═════ DATA
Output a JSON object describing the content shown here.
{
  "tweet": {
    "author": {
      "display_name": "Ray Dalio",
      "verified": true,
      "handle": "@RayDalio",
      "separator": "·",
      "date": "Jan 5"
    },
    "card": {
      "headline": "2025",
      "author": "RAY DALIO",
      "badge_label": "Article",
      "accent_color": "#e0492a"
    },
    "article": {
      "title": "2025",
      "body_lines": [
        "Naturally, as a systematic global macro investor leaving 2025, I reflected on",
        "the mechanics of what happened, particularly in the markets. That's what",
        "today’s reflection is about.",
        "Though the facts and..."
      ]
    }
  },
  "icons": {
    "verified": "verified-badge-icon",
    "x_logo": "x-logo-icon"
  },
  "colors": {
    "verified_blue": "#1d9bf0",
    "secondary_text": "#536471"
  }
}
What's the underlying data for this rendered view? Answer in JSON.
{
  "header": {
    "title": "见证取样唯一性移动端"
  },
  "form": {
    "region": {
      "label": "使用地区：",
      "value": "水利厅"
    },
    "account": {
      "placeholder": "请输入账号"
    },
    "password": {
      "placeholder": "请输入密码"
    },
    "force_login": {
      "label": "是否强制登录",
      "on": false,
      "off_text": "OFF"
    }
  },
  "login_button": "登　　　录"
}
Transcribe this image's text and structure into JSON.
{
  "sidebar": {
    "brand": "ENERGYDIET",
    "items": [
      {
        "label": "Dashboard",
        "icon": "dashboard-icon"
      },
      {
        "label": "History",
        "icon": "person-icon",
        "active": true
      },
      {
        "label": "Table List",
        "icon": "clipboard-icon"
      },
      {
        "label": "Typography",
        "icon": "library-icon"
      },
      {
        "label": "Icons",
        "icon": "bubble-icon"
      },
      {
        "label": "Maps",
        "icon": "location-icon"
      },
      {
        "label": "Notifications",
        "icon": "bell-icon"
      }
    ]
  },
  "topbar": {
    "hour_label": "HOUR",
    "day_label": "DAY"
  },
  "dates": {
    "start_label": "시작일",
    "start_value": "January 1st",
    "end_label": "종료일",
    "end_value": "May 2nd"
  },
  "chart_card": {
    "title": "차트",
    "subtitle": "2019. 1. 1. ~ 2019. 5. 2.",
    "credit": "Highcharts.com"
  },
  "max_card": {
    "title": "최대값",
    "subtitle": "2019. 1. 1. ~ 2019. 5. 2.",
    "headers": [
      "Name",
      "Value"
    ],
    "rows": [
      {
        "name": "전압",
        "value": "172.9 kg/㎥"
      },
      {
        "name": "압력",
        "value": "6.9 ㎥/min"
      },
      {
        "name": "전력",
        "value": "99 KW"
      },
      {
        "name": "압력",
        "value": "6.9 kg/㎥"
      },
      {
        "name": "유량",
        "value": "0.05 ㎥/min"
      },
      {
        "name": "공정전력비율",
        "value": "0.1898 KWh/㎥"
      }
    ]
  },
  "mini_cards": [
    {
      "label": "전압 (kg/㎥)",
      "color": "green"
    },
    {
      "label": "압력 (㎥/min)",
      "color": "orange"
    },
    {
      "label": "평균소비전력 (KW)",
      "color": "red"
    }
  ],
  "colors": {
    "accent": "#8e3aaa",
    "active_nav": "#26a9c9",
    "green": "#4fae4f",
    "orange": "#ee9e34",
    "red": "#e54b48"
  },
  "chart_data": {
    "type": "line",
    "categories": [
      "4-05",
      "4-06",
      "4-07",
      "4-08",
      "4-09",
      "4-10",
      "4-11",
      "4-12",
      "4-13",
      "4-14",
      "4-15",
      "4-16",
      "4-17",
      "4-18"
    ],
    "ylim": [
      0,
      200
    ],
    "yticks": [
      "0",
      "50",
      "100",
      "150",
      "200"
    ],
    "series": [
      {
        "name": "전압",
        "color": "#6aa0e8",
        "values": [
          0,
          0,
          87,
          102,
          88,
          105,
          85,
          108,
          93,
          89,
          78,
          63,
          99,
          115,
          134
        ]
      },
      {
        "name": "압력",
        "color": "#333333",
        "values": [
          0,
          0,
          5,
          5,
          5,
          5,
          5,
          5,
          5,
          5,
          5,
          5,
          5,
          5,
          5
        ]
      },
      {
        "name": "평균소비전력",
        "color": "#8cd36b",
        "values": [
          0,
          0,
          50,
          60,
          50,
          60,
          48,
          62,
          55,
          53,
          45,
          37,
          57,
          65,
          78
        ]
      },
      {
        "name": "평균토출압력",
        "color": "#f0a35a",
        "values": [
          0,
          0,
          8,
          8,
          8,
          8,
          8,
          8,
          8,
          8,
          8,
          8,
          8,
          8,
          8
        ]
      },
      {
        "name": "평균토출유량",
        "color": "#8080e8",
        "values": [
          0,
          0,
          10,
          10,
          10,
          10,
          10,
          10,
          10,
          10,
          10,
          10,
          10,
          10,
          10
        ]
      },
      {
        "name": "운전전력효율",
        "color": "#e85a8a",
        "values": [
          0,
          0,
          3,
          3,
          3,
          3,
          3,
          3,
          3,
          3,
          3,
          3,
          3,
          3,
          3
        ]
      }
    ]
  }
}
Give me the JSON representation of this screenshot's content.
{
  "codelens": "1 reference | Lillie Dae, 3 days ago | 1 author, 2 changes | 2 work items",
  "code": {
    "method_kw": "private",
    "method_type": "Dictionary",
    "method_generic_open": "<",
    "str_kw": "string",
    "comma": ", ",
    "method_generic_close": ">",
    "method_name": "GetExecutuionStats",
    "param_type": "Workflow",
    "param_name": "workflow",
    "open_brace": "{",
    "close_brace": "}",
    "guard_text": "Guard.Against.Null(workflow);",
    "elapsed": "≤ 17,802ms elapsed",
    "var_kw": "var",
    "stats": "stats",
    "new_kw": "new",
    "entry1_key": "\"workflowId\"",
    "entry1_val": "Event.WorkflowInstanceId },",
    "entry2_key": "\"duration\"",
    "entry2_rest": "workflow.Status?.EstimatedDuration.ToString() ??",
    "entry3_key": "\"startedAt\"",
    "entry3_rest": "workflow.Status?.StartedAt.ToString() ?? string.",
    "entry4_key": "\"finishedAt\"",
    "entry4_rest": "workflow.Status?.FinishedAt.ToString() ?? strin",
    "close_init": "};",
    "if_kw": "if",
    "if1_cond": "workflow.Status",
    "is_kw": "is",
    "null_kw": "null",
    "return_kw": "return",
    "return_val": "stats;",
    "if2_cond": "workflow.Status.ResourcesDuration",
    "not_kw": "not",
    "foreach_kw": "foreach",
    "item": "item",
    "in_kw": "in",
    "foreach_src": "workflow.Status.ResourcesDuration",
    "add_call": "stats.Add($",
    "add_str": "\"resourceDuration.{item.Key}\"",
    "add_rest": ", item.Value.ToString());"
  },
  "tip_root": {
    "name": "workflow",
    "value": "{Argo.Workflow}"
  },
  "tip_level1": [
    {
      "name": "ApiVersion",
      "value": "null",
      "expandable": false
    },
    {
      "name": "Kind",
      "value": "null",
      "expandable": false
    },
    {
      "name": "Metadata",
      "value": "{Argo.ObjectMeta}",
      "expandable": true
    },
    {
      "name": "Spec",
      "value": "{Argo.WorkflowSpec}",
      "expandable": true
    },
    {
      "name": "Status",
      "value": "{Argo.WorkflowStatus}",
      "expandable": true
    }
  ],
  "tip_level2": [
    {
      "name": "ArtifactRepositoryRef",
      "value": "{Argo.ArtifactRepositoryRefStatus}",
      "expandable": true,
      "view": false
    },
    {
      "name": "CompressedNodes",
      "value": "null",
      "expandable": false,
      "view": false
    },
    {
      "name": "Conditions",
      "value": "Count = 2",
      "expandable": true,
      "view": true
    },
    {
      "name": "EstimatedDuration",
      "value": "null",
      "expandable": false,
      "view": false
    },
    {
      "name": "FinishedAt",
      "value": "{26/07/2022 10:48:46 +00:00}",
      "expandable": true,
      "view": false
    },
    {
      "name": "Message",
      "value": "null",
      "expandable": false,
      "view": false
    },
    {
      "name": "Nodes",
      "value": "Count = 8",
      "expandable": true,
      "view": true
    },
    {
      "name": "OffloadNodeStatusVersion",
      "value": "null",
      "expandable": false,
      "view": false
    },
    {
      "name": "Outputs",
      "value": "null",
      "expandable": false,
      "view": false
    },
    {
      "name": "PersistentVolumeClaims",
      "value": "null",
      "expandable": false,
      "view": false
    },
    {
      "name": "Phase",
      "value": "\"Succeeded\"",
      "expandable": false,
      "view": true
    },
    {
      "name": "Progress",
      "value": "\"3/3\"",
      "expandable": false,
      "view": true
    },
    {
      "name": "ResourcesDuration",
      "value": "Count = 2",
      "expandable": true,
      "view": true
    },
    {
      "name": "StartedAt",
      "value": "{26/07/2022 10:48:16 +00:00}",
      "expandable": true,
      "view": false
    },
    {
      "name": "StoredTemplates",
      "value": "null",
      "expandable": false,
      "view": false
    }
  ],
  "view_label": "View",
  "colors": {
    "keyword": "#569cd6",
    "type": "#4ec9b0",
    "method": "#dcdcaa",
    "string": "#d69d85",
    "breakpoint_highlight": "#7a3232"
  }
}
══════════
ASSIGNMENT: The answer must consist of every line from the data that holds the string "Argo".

ANSWER BOX:
    "value": "{Argo.Workflow}"
      "value": "{Argo.ObjectMeta}",
      "value": "{Argo.WorkflowSpec}",
      "value": "{Argo.WorkflowStatus}",
      "value": "{Argo.ArtifactRepositoryRefStatus}",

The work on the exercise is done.